I am weary of criticism that assumes I and other viewers are easy dupes. Just because we sit passively, willingly absorbing, does not mean that our minds are not active. As Jacques Rancière argues “spectatorship is not a passivity that must be turned into activity. It is our normal situation. We learn and teach, we act and know, as spectators who link what they see with what they have seen and told, done and dreamed.” Through our interpretations we all actively construct meaning and knowledge. Then by communication with others we can transform the way a work of art is seen. Feed and JND definitely give us plenty to interpret. They offer experiences that we couldn’t otherwise know; an aestheticisation of senses and modes of perception beyond the dominant modes.
However, these works cannot elude the valid criticisms that, despite their content, spectacular works are in themselves spectacles of capital investment. They require a luxury of time, resources, funding and space to produce them. In their desirability and marketability they also marginalize less spectacular works, consuming everything from sponsorship to attention. Still highly contested, delving into these works is a roller-coaster ride of highs and lows.

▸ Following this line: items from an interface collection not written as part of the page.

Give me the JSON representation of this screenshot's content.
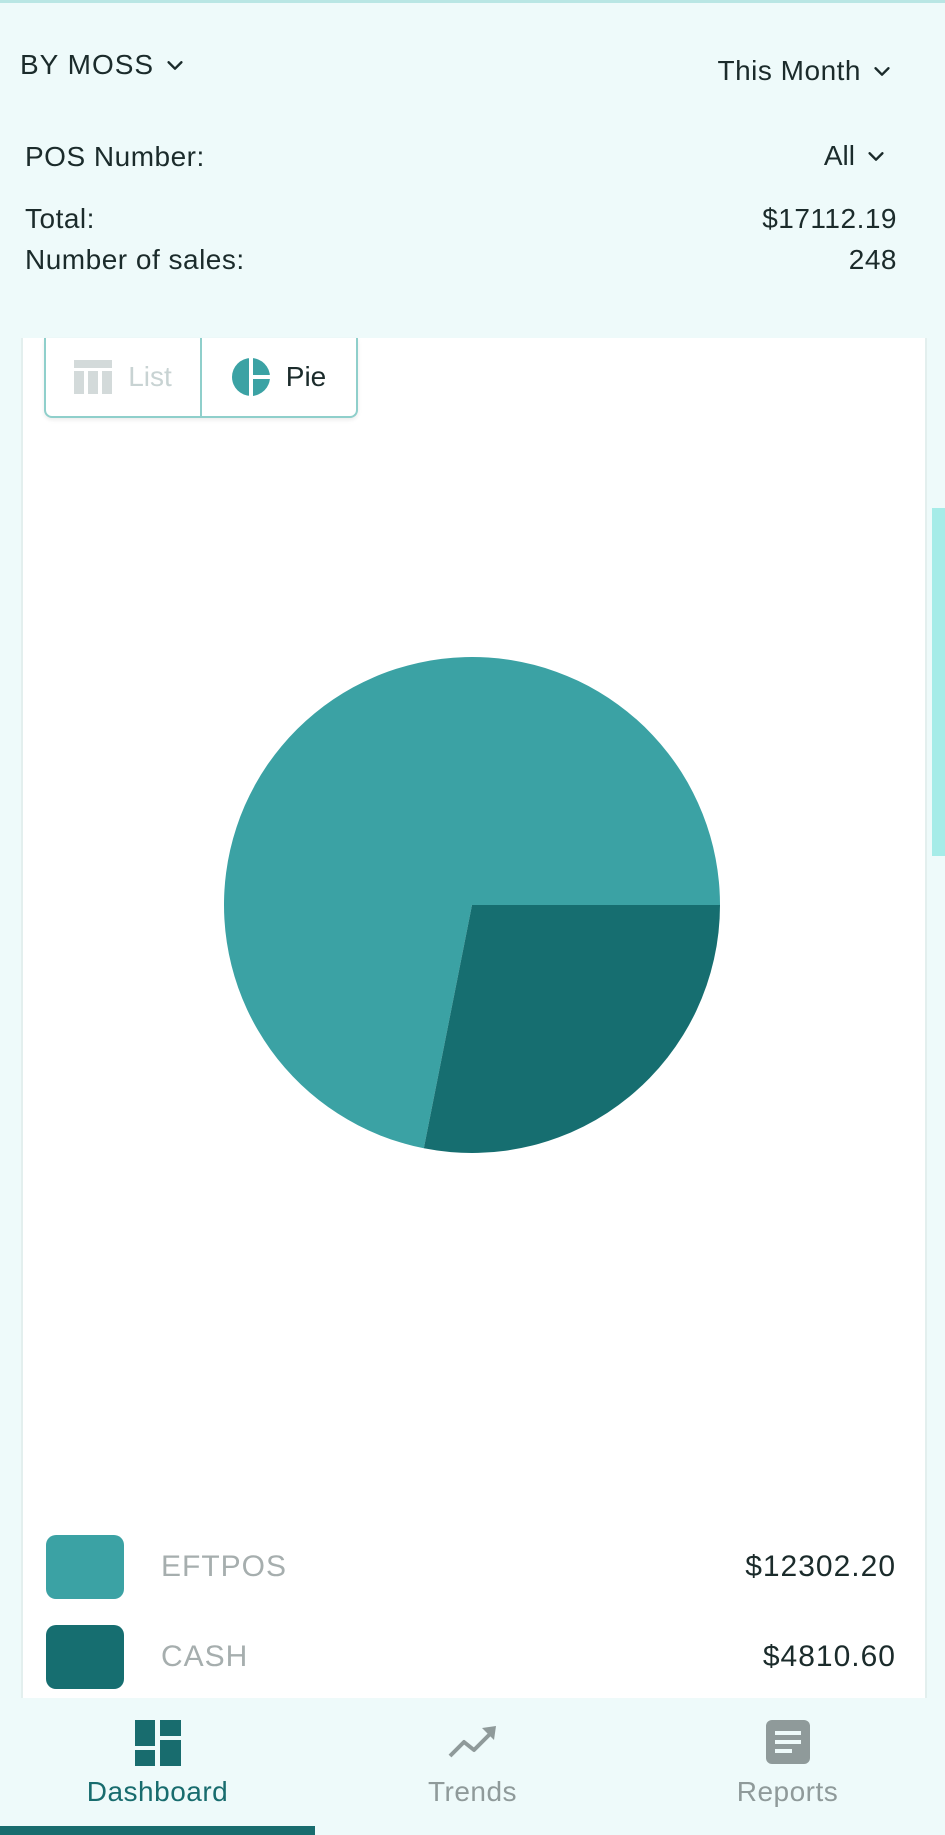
{
  "header": {
    "store": "BY MOSS",
    "period": "This Month",
    "pos_label": "POS Number:",
    "pos_value": "All",
    "total_label": "Total:",
    "total_value": "$17112.19",
    "sales_label": "Number of sales:",
    "sales_value": "248"
  },
  "view_toggle": {
    "list_label": "List",
    "pie_label": "Pie",
    "selected": "Pie"
  },
  "colors": {
    "eftpos": "#3ba2a4",
    "cash": "#166e70",
    "accent": "#186c6e",
    "background": "#eefafa"
  },
  "chart_data": {
    "type": "pie",
    "categories": [
      "EFTPOS",
      "CASH"
    ],
    "values": [
      12302.2,
      4810.6
    ]
  },
  "legend": [
    {
      "label": "EFTPOS",
      "value": "$12302.20"
    },
    {
      "label": "CASH",
      "value": "$4810.60"
    }
  ],
  "nav": {
    "items": [
      {
        "label": "Dashboard",
        "icon": "dashboard-icon",
        "active": true
      },
      {
        "label": "Trends",
        "icon": "trending-up-icon",
        "active": false
      },
      {
        "label": "Reports",
        "icon": "report-icon",
        "active": false
      }
    ]
  }
}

Here is a video that tries to capture Feed – but the camera doesn’t have a retina or visual cortex, so can’t really convey the experience: http://vimeo.com/403872
Texts by Lev Manovich’s can be accessed here: http://manovich.net/articles/
Donna Haraway’s Cyborg Manifesto, 1991 is here: http://www.stanford.edu/dept/HPS/Haraway/CyborgManifesto.html
Jacques Rancière ‘The Emancipated Spectator’ ArtForum, March, 2007 http://findarticles.com/p/articles/mi_m0268/is_7_45/ai_n24354915/
For more on the debate surrounding the spectaclular in contemporary art see: Rethinking Spectacle 31 March 2007 http://channel.tate.org.uk/channel